- Given records
☆ ☆ ☆ ☆
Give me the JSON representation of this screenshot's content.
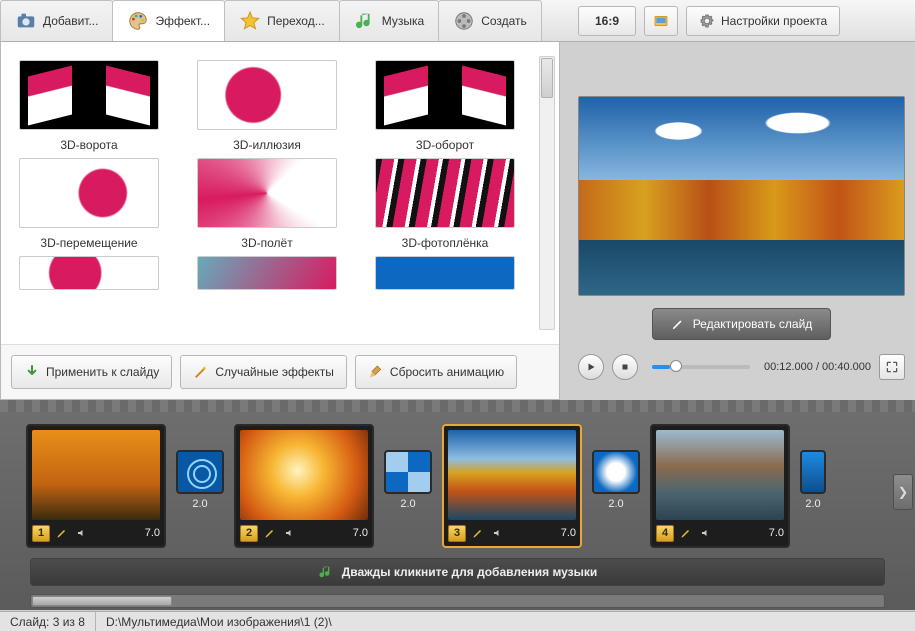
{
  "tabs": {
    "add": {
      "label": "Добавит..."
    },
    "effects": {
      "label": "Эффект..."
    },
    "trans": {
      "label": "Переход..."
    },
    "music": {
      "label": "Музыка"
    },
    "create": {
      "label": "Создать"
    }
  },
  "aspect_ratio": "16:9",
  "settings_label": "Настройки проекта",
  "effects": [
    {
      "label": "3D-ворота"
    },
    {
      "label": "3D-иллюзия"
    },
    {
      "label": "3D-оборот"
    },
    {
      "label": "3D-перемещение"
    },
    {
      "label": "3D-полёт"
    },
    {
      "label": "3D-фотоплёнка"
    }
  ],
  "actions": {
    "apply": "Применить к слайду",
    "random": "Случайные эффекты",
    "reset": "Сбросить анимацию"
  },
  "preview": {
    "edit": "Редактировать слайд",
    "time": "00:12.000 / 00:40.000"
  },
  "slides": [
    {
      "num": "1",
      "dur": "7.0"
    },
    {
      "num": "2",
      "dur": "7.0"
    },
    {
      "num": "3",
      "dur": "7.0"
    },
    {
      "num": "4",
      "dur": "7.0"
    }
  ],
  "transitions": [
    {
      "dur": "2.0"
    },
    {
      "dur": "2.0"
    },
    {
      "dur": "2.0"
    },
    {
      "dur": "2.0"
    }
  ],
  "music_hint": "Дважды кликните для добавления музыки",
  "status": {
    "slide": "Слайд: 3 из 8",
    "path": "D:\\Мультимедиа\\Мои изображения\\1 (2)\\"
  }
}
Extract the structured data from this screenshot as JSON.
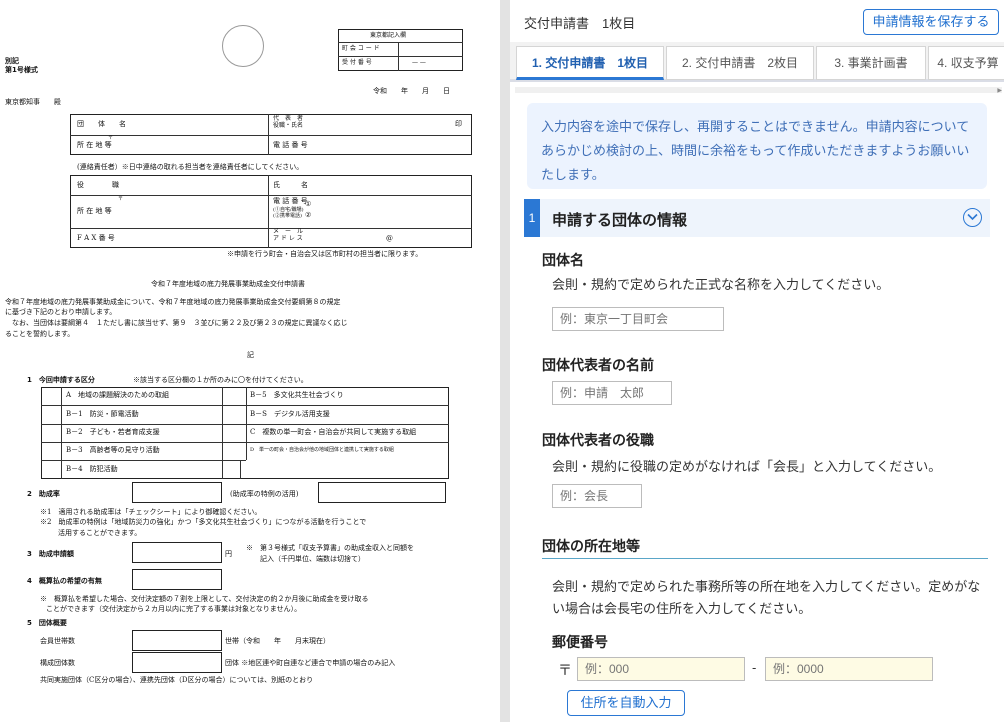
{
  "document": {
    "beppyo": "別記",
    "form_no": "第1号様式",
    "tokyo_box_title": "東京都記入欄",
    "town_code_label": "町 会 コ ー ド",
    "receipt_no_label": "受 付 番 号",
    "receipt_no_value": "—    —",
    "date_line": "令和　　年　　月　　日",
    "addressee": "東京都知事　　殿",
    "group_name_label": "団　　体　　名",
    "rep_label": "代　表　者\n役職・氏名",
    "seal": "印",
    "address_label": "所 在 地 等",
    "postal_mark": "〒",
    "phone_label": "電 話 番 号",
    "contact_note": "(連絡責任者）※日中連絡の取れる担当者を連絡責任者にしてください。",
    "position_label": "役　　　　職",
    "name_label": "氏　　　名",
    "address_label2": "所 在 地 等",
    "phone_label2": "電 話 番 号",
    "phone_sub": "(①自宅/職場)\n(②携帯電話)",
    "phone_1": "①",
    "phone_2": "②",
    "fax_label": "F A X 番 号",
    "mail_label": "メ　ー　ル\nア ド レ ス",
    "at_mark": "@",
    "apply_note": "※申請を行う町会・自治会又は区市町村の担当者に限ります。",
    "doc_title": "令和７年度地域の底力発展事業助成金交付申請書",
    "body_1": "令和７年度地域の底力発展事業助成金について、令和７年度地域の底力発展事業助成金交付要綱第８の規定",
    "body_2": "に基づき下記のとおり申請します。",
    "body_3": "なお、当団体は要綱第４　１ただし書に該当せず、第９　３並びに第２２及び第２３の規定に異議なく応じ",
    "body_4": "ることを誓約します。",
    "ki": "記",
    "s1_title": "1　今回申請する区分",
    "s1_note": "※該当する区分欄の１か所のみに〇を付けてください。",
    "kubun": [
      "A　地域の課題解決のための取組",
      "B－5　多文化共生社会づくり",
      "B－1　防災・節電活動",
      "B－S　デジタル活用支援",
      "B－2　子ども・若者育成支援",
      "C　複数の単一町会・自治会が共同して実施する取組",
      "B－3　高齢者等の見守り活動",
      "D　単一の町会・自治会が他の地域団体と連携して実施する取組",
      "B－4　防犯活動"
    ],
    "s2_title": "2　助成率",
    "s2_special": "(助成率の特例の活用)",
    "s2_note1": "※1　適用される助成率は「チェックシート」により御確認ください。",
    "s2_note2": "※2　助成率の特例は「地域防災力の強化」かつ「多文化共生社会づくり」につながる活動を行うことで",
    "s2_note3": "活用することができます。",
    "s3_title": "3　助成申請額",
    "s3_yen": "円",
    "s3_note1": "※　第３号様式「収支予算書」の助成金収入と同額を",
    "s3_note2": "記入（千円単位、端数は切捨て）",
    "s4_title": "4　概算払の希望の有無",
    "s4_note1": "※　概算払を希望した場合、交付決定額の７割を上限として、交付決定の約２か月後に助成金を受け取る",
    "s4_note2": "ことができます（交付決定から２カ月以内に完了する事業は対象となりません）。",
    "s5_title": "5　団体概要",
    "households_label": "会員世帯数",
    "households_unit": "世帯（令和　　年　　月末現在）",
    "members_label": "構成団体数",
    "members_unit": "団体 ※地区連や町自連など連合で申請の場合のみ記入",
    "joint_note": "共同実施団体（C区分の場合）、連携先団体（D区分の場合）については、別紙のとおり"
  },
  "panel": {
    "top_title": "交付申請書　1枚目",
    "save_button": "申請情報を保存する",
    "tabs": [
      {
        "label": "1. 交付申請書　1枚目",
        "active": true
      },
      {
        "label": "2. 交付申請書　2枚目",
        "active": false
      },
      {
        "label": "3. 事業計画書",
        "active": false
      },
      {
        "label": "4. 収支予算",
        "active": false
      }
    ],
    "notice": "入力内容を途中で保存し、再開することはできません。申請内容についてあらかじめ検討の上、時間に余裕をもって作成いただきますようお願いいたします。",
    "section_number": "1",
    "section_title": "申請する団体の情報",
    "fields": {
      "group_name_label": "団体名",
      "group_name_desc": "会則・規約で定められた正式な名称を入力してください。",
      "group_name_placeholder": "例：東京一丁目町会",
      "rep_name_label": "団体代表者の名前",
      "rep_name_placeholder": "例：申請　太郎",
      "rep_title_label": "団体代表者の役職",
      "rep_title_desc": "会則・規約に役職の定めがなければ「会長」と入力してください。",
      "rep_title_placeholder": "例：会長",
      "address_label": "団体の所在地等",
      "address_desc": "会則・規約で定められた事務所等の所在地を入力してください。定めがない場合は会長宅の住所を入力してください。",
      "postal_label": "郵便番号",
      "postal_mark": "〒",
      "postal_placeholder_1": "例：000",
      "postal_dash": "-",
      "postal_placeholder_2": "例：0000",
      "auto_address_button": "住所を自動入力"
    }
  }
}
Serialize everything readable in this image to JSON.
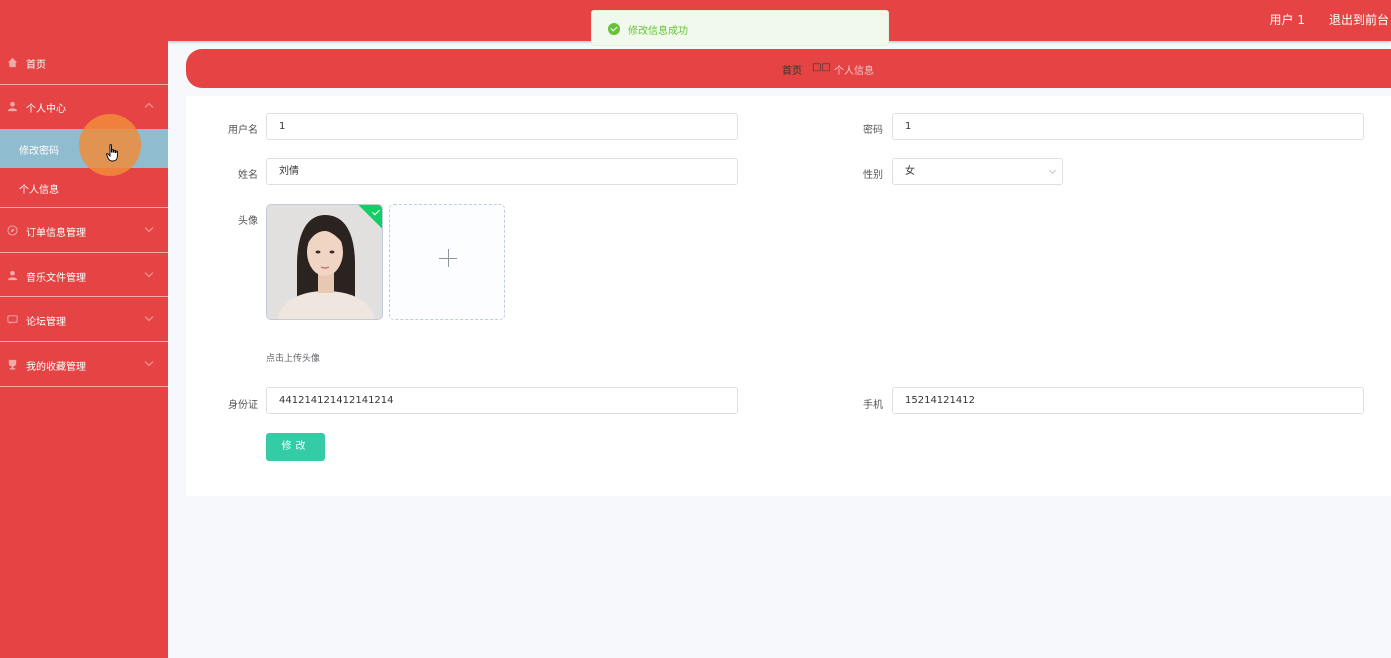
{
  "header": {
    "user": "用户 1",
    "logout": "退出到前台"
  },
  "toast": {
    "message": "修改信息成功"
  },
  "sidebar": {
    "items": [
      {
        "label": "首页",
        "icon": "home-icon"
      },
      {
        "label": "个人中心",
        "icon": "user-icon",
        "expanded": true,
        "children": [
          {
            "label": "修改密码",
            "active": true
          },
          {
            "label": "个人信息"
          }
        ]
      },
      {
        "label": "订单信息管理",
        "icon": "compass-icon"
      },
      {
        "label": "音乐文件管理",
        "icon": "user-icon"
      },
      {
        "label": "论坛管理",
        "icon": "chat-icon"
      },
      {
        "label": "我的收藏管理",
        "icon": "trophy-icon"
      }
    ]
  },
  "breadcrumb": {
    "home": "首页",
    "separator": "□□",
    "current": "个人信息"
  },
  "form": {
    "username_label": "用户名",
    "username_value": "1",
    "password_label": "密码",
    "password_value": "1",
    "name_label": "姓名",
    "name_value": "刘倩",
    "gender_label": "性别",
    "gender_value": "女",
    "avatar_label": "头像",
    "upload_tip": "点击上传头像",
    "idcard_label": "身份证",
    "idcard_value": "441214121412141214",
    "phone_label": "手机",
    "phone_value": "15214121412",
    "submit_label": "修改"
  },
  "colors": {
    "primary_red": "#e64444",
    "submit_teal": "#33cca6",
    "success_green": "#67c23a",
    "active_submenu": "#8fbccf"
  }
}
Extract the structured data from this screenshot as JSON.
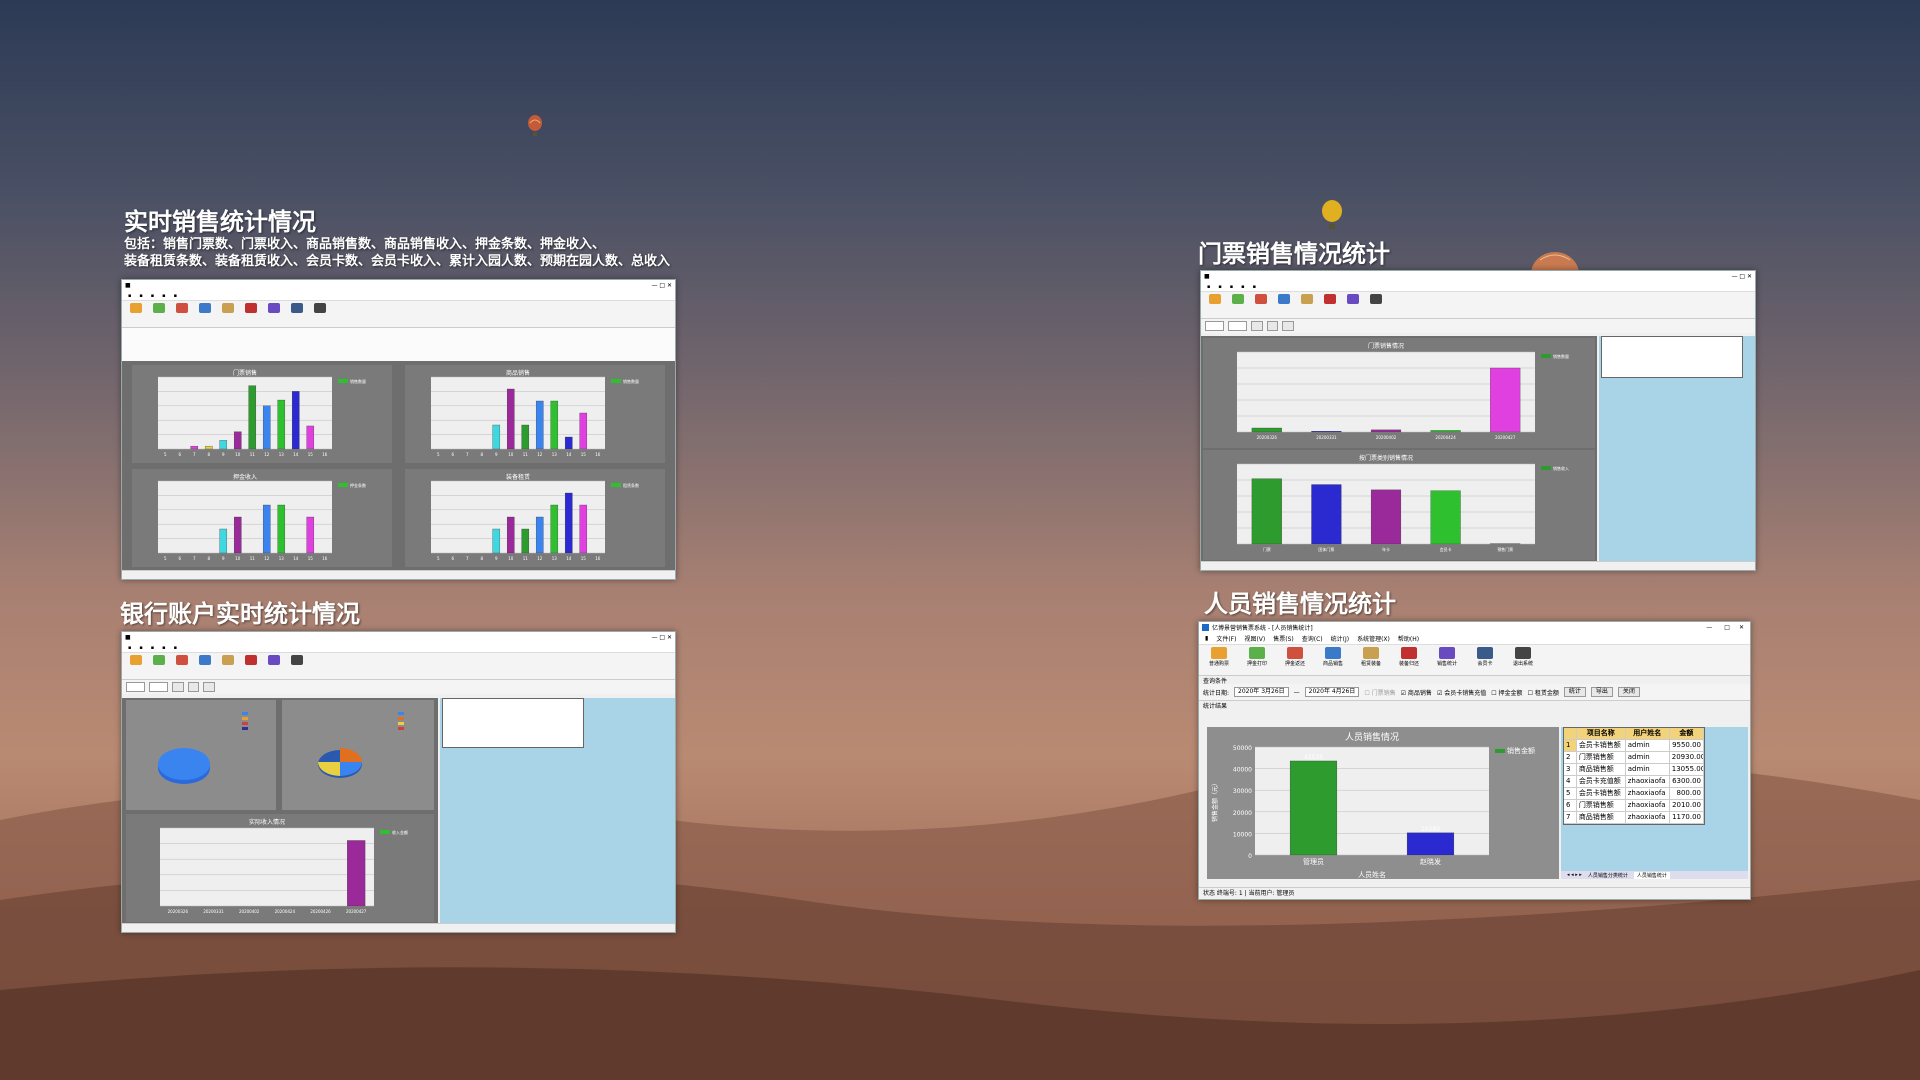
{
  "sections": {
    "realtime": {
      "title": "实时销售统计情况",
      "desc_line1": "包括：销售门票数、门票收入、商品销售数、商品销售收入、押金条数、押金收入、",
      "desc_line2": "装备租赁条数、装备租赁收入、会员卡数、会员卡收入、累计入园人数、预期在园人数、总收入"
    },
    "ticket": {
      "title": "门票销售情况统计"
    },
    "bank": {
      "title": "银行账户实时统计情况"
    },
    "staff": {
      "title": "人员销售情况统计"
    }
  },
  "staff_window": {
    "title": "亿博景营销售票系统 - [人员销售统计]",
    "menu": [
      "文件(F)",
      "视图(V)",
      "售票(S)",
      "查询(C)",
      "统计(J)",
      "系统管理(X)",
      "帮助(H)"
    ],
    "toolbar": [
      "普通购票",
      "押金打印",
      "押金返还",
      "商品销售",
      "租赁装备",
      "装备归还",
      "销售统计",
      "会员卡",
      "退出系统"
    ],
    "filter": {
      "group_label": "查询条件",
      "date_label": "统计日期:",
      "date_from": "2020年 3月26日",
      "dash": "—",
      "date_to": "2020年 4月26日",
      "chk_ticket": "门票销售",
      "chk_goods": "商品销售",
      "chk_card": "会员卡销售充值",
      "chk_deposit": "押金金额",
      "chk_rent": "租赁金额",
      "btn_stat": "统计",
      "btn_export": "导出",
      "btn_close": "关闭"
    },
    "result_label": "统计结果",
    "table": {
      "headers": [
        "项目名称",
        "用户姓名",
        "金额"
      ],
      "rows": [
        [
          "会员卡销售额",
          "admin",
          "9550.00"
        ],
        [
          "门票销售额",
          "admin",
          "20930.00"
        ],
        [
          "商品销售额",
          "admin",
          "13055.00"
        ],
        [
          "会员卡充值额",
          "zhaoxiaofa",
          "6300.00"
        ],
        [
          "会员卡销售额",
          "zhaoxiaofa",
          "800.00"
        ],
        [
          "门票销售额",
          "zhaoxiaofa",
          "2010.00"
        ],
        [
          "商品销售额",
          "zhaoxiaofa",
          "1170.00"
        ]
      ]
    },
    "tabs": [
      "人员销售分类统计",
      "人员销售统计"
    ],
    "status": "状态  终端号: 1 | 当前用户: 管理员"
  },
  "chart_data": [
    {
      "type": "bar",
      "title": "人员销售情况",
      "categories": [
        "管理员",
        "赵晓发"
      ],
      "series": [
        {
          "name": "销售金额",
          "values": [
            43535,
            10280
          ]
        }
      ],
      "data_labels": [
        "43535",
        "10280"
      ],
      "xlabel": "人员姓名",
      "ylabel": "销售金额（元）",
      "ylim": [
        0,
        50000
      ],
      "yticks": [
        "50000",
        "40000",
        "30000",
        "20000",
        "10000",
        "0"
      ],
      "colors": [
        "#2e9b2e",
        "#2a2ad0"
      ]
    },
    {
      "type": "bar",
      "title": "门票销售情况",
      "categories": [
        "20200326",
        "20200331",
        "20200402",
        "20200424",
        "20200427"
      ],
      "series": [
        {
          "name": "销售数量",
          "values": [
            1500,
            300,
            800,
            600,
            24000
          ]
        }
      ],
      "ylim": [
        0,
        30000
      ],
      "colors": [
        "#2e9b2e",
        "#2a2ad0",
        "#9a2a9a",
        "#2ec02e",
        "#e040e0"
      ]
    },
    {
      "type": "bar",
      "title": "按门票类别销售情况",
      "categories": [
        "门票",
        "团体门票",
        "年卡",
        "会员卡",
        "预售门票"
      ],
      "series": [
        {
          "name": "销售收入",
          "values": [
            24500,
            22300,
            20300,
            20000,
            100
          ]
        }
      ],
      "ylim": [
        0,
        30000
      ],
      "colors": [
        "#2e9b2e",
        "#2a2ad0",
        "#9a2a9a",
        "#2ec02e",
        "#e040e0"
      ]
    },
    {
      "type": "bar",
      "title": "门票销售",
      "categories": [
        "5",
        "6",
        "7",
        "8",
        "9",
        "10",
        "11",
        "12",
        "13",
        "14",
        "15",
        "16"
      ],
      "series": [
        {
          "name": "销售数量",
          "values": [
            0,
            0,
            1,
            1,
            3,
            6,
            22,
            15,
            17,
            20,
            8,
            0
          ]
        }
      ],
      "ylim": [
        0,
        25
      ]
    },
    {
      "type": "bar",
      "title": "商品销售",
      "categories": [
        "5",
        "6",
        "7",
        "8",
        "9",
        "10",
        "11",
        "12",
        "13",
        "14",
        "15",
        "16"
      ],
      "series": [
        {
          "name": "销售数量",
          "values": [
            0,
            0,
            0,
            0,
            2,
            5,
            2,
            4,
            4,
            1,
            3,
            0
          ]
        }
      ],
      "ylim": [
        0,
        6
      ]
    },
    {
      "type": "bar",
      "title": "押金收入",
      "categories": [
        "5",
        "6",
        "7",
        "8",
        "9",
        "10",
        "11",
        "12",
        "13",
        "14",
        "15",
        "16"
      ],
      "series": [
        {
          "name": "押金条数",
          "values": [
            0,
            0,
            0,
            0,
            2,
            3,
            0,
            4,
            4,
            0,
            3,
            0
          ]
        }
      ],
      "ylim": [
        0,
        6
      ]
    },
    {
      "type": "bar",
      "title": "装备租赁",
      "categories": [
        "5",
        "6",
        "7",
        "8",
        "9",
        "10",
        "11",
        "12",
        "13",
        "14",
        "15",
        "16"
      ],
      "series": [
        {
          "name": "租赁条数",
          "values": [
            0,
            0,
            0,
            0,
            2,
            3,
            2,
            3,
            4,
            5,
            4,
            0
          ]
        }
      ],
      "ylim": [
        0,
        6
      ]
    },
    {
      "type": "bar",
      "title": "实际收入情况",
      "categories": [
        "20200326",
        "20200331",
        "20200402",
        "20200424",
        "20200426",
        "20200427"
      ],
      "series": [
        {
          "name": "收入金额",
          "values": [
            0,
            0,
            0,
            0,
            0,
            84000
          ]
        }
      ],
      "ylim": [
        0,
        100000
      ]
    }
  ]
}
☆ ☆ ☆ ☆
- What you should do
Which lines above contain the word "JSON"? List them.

- Reply
Give me the JSON representation of this screenshot's content.
Extract the structured data from this screenshot as JSON.
Serialize everything readable in this image to JSON.
Extract the structured data from this screenshot as JSON.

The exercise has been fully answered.